Should Arena Funding Issue Be Put to Vote?


Los Angeles City Councilman Joel Wachs, who is opposed to using public money to help build a new sports arena, is backing a ballot measure that would require that stadium projects relying on city funds be approved by a majority of voters.

The developers of the proposed $300-million downtown basketball and hockey arena have offered to guarantee repayment of the $70 million in municipal securities the city would take on to help finance the project.

Opponents of the ballot initiative claim it threatens a project that could bring jobs and revenue to downtown Los Angeles. Those who favor the measure say they want to ensure that tax money is not lost to wealthy sports entrepreneurs.

Should we have a ballot initiative on the public funding of sports facilities?


City Councilman Joel Wachs:

“I think we should. Since people have to vote on new libraries and schools and new fire and police stations, at the very least they should vote on whether they should have to pay for new sports stadiums. My proposal calls for voters to have a say in whether we use city funds for new sports facilities. . . . Frankly, I believe the voters will drive a better bargain than City Hall will.”

Carol Schatz, president and chief executive officer, Central City Assn.:

“Is the City Council going to put every expenditure that impacts taxpayers . . . on the ballot? We hope that people won’t be fooled and deceived by this Populist rhetoric that Wachs is using in pandering to the public . . . With the [developers’] guarantees, this is a risk-free deal. . . . The simplistic rhetoric belies the complicated nature of a deal like this. It does nothing to further the public’s understanding.”

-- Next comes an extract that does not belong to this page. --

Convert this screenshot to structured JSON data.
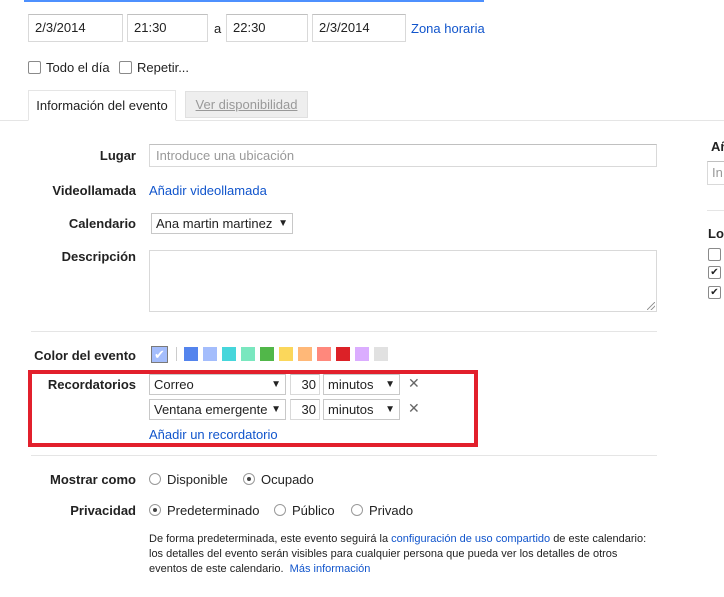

Mildred Weller, president of the North Hollywood Concerned Citizens:

“The public should be allowed to vote on any substantial amounts of money being spent that will have to be repaid out of the public taxes. There seems to be a great deal of enthusiasm for the idea of a sports arena in L.A., but in my mind it’s questionable whether the economic benefits that are being touted by the developers are really logical. One of the justifications for this enormous public expense is that it will revitalize downtown L.A. . . . In my opinion, this is pie in the sky. The primary benefits are for those people who enjoy sporting events. It won’t benefit us in the Valley one iota unless you’re a sports fan.”

City Councilman Mark Ridley-Thomas:

“The proponents of the ballot initiative have unfortunately misled the public by suggesting that this somehow came about because of a secret deal where the public has been ripped off. It has not been secretive. We’ve had public discussion in committee and in council . . . It has been well-established for months that the city’s general fund would not underwrite this project; it would be repaid. . . . I’m deeply disappointed in the persons who have taken a good project and for their own political purposes [made] it appear to the public to be a bad project.”